[[ Material shown, beginning ]]
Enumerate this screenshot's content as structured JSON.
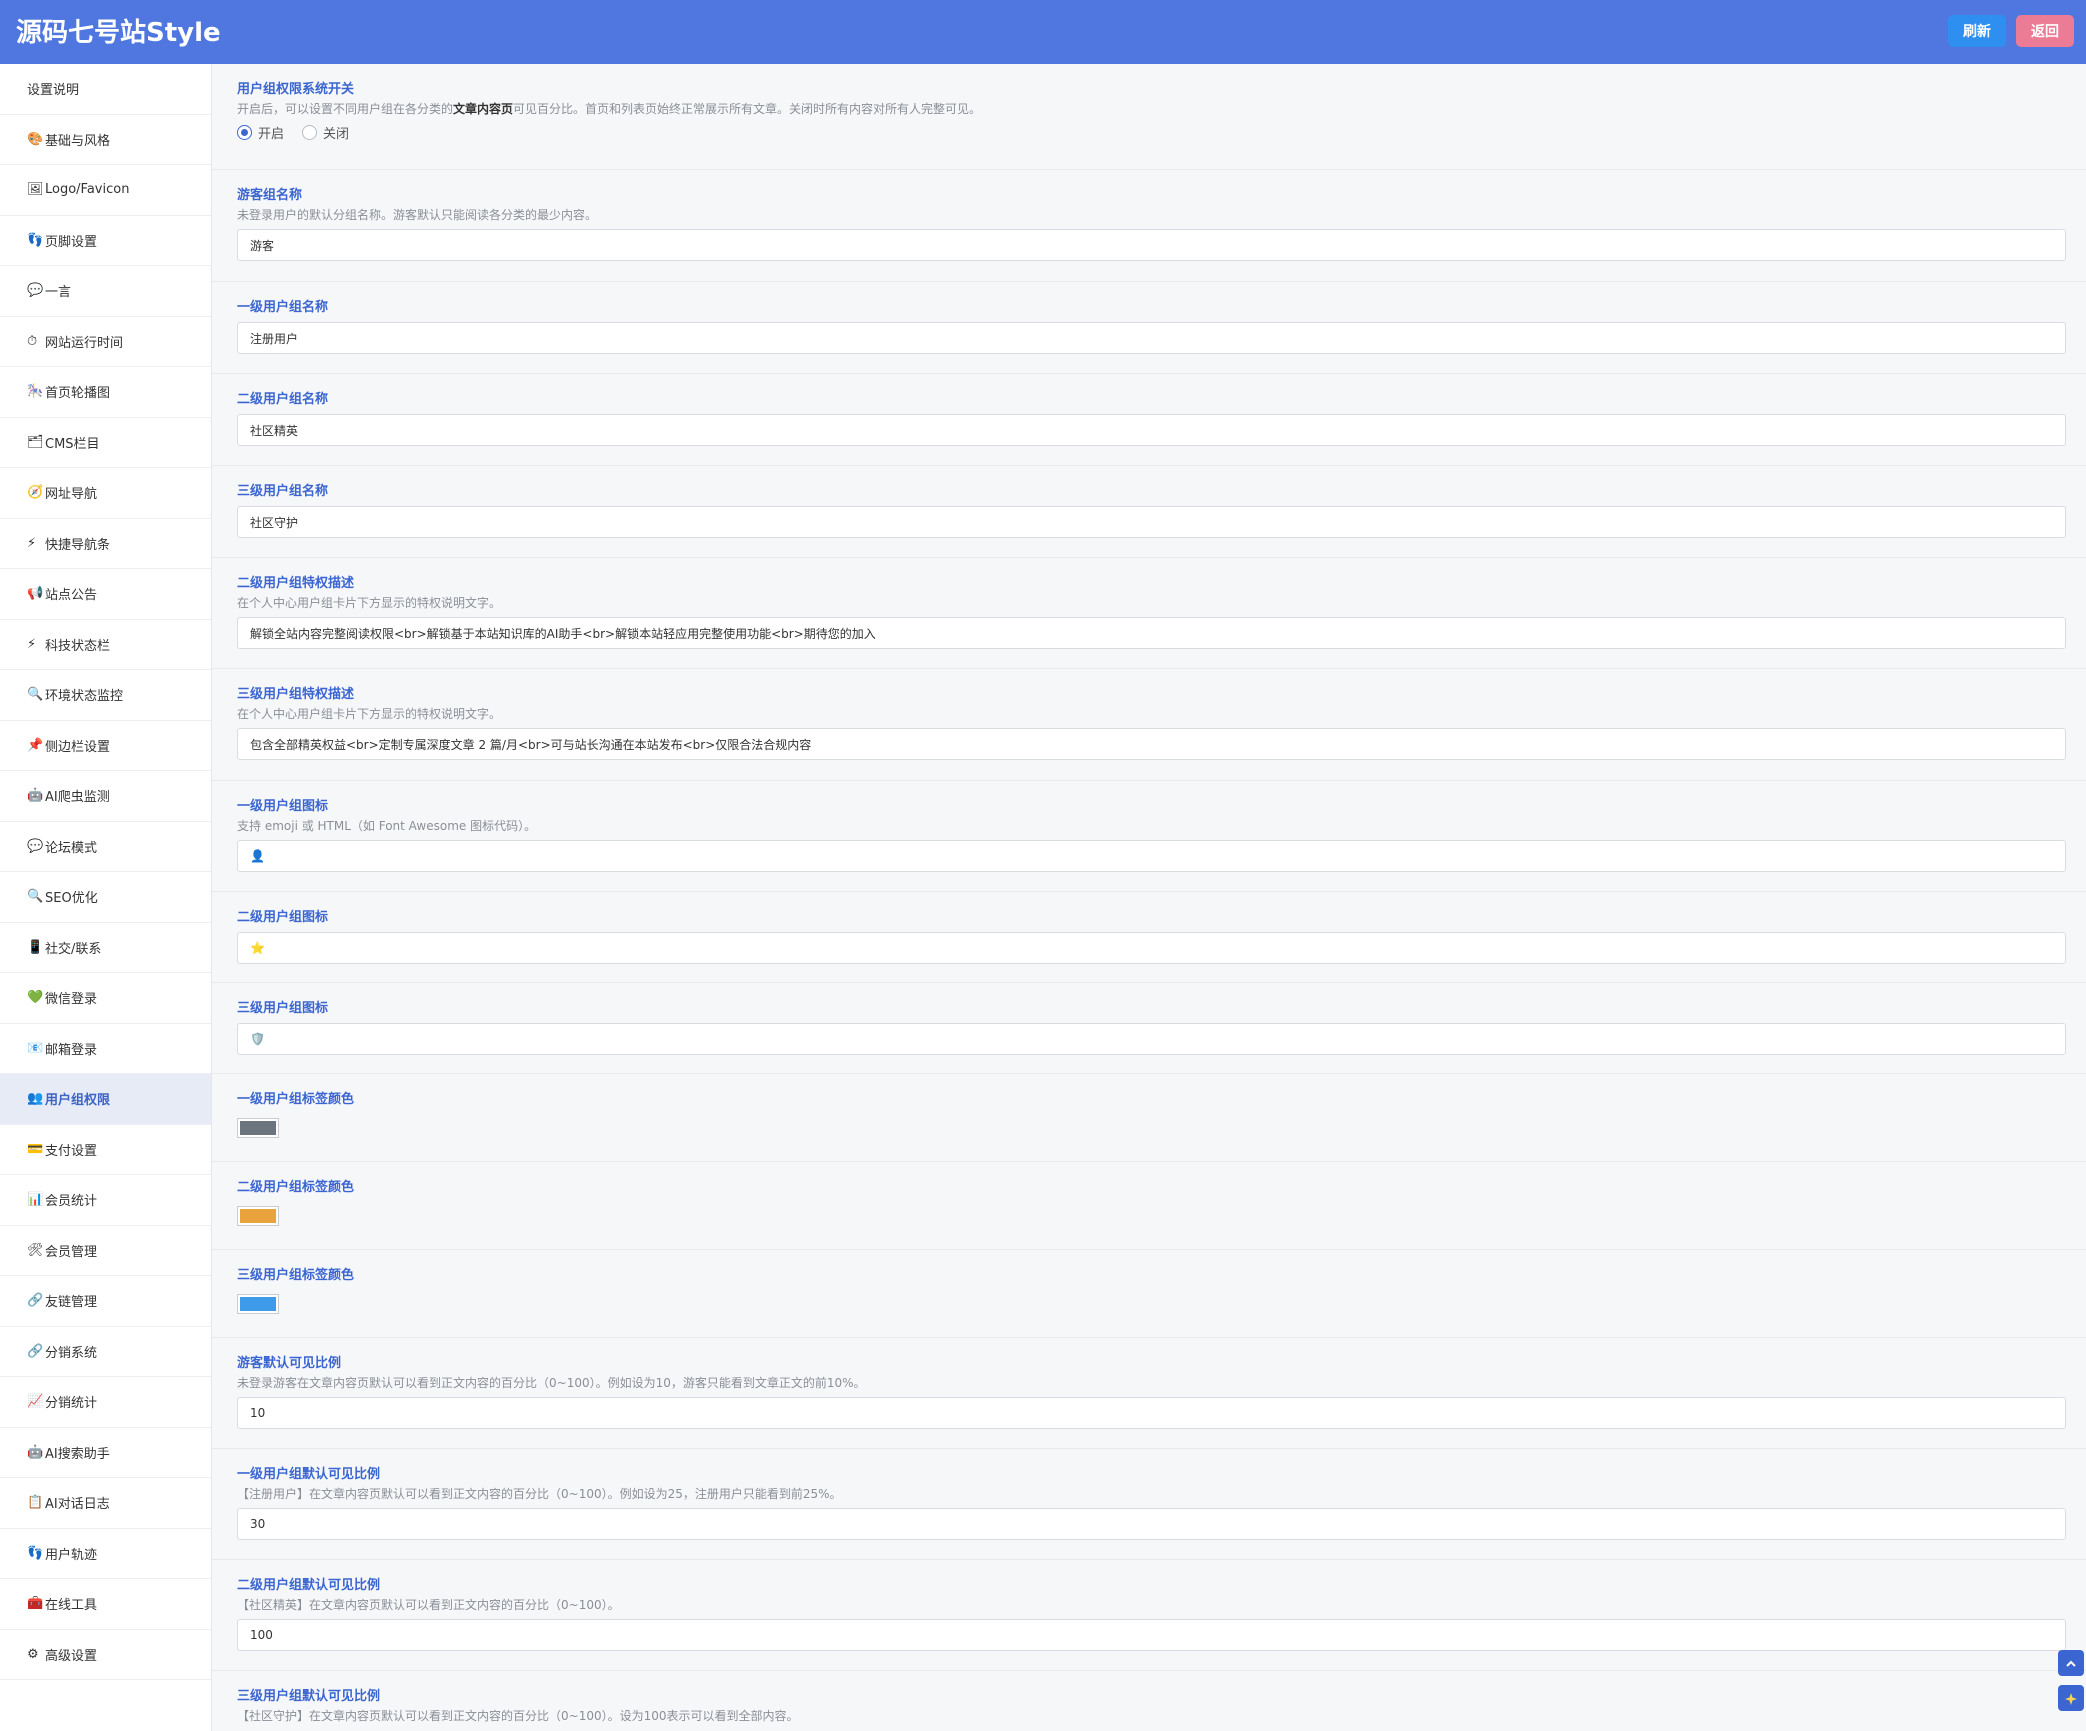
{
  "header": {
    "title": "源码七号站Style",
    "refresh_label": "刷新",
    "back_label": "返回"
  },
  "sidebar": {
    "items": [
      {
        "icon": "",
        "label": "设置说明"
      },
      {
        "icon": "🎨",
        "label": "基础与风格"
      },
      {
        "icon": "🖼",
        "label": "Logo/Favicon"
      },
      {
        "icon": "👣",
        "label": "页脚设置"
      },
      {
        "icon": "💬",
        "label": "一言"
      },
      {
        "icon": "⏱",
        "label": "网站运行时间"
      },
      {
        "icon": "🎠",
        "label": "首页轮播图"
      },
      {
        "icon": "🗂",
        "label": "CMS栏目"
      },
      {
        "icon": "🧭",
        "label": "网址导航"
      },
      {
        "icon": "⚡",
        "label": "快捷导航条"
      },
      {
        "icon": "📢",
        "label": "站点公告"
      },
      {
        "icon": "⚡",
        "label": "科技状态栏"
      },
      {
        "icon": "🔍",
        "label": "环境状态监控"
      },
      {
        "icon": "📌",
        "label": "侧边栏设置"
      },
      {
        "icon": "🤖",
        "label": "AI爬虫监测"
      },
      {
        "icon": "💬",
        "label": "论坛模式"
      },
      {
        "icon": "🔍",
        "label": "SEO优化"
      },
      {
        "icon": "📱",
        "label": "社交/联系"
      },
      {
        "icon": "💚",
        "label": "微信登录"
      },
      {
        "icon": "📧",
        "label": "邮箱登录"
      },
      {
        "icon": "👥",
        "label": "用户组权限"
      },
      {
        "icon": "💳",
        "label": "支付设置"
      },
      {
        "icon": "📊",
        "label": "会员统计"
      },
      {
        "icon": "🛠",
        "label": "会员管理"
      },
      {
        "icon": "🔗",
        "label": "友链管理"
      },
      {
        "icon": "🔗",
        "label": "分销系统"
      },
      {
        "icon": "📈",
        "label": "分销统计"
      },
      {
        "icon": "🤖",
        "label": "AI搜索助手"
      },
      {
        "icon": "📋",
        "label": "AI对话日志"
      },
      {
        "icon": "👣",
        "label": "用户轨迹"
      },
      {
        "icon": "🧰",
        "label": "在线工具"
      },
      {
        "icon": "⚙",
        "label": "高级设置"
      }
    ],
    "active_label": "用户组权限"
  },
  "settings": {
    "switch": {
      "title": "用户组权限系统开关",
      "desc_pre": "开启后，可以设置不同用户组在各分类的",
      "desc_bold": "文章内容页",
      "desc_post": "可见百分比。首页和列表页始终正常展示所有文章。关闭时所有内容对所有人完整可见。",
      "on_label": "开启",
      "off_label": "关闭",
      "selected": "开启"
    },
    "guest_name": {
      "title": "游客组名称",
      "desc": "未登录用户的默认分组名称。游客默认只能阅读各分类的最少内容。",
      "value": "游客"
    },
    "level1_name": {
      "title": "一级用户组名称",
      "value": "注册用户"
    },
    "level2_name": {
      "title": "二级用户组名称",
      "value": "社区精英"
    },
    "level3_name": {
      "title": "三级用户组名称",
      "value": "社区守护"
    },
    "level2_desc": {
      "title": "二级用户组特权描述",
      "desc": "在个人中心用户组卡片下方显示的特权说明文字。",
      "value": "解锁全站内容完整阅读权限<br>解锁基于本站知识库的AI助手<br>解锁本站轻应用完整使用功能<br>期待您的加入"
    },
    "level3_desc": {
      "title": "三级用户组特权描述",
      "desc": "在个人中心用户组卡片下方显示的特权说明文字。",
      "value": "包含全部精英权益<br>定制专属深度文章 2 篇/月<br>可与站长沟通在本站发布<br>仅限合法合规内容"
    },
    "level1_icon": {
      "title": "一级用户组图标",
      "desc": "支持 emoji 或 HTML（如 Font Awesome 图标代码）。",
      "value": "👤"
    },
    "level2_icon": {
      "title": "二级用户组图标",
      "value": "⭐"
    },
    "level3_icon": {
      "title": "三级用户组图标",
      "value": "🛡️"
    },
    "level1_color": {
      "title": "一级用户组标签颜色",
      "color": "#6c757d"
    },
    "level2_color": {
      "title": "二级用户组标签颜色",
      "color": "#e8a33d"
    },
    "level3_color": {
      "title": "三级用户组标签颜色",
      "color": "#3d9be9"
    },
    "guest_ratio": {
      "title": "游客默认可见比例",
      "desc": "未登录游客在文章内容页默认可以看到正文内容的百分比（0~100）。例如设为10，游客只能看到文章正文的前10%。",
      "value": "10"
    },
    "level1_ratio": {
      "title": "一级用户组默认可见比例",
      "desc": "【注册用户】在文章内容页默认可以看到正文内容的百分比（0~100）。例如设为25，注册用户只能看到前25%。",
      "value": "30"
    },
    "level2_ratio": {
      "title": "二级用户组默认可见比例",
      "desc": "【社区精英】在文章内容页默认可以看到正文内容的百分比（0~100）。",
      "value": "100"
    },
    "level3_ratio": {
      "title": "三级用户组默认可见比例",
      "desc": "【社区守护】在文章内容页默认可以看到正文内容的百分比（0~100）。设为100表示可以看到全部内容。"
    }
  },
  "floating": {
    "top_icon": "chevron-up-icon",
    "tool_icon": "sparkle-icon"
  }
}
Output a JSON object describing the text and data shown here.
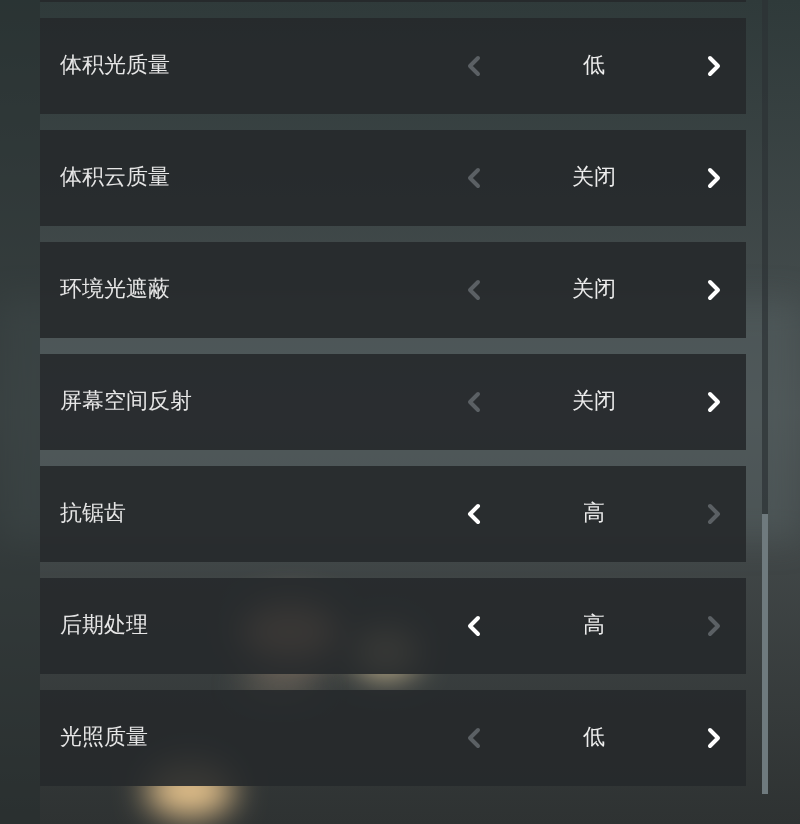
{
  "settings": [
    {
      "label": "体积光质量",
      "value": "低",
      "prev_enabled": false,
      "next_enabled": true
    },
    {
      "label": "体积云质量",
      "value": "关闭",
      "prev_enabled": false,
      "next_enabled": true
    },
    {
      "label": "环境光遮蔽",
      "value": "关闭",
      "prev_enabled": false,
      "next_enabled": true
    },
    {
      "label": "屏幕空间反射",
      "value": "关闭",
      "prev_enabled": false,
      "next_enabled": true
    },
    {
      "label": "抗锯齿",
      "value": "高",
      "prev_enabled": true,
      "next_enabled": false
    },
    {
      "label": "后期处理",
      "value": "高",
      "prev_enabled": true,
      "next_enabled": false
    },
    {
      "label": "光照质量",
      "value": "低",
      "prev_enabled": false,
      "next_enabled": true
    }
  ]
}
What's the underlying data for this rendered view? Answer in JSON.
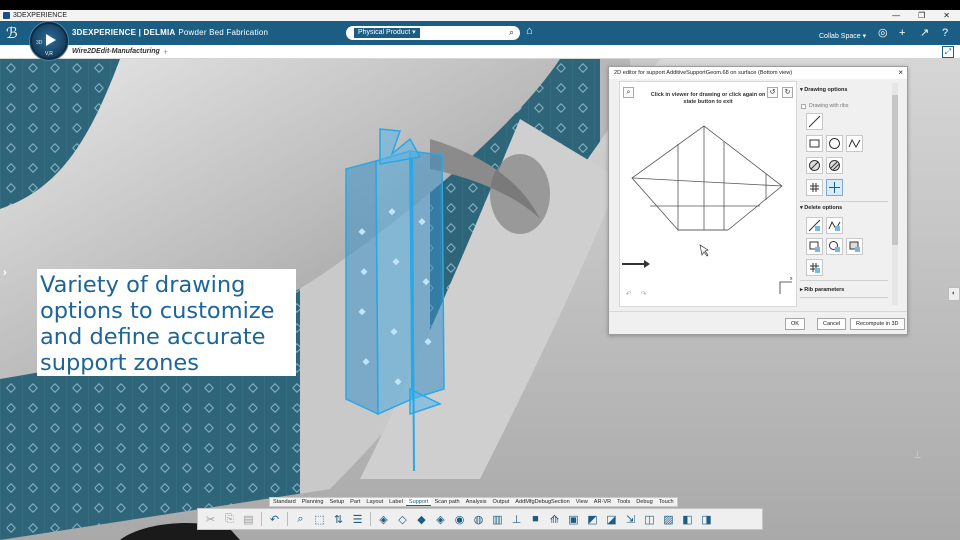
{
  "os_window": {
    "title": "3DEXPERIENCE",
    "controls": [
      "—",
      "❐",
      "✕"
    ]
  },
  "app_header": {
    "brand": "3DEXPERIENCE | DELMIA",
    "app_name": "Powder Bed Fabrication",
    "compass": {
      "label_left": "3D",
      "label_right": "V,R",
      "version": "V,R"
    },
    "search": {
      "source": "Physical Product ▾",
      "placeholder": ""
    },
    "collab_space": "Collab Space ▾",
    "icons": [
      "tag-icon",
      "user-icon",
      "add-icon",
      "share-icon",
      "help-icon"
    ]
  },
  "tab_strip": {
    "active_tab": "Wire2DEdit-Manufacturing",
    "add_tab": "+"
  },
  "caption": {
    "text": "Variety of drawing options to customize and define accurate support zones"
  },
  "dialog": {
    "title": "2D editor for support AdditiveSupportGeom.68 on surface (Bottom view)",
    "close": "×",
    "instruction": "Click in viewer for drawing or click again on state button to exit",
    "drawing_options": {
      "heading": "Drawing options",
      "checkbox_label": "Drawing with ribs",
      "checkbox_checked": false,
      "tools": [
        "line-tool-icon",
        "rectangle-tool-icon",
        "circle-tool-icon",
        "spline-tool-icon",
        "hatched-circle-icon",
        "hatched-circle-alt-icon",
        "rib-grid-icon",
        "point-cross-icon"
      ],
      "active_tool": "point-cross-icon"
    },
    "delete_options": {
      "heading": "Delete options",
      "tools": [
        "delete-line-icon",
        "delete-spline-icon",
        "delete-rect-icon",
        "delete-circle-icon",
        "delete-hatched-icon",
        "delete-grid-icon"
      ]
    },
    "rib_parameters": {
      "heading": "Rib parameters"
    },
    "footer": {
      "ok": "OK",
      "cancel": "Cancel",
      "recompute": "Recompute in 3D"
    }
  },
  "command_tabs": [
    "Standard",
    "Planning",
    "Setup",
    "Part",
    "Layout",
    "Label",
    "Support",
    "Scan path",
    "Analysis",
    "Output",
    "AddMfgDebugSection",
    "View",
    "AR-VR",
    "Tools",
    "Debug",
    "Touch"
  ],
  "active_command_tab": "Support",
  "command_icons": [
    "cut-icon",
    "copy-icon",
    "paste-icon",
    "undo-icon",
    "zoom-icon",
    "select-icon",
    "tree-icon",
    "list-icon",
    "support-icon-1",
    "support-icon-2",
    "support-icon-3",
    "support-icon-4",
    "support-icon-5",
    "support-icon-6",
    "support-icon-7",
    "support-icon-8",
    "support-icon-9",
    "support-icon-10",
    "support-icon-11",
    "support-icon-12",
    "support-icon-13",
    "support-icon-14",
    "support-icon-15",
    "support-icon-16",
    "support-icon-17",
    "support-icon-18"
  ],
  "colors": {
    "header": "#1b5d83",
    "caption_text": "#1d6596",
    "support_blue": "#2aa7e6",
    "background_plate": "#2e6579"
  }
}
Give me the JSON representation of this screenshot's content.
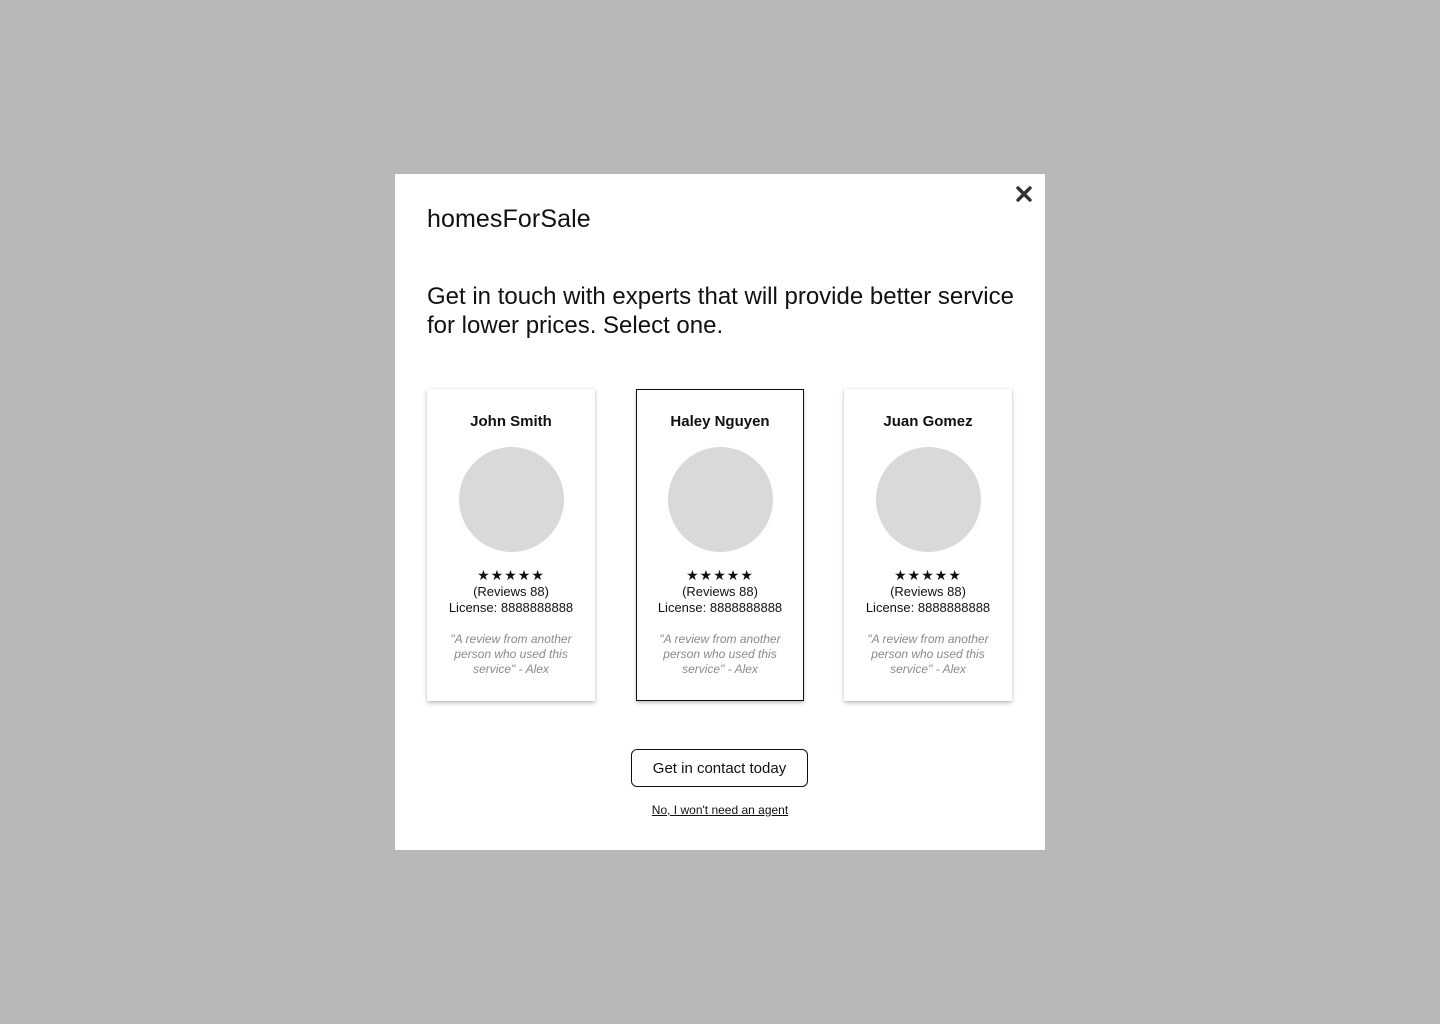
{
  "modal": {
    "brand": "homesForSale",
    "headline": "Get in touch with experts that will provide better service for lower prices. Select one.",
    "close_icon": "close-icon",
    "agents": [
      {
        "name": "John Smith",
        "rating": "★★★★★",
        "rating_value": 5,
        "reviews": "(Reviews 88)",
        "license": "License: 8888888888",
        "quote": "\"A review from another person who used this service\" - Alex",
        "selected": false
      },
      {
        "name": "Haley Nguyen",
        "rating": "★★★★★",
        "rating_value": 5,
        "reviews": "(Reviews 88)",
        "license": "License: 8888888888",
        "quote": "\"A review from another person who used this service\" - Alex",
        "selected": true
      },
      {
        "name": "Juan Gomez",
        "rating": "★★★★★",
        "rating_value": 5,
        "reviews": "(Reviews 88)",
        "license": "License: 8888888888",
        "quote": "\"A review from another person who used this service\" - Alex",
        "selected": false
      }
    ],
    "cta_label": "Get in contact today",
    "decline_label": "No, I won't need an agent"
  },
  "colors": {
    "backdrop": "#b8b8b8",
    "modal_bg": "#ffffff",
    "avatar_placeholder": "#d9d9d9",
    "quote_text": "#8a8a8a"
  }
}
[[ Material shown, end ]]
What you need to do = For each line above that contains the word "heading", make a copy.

Solution =
      "heading": "Drawing options",
      "heading": "Delete options",
      "heading": "Rib parameters"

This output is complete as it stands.